"Finally, the motivation of drug companies which complain is more likely to be an attempt to stymie advertising campaigns by their competitors rather than any concern over what misleading ads might do to health professionals or the public. It takes time and effort to complain, which is why few complaints come from health professionals or consumers."
Medicines Australia tends to distance itself from the code committee, stressing the latter's independence - it is chaired by an independent lawyer and draws members from four medical colleges or other organisations, the Consumers Health Forum, drug experts and the TGA as well as Medicines Australia itself.
But MA also defends the robustness of the process and rejects claims it is too lenient, claiming the code is "the most rigorous of any business sector in Australia".
"We set high standards for the conduct of our industry," says Medicines Australia's chief executive, Ian Chalmers. "On rare occasions those standards are not met. There are significant consequences for those found in breach of the code."
Harvey says the job of policing the code should be "taken out of the hands of an industry association" and a different independent committee established under the aegis of the TGA. Fines should also be increased, and the money given to the National Prescribing Service to educate doctors and patients about drugs and best practice.
Finally, he says "prospective monitoring of promotional campaigns" should be contracted out to appropriate bodies, so campaigns in breach of the code can be stopped quickly rather than considered months later, often after they have run their course. And the current crazy paving of responsibilities - at least four different agencies, from the TGA to the Australian Self Medication Industry, have oversight for different areas currently - should be consolidated into one body.
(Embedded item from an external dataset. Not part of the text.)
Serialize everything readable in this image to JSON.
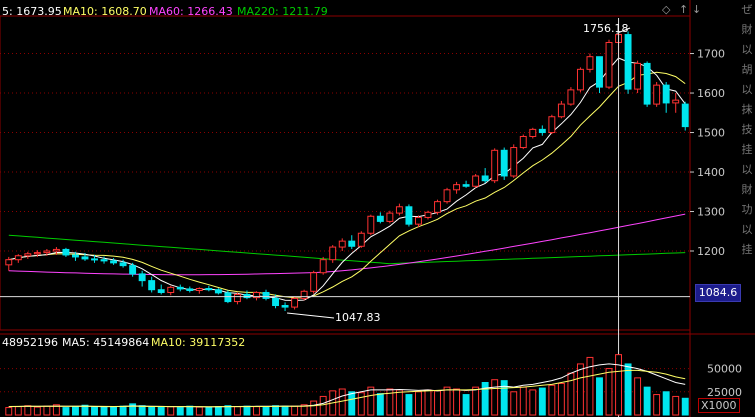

"There is a fundamental conflict of interest between having an ethical code of conduct, which does advocate reasonable conduct, and the rewards that come from marketing," he says.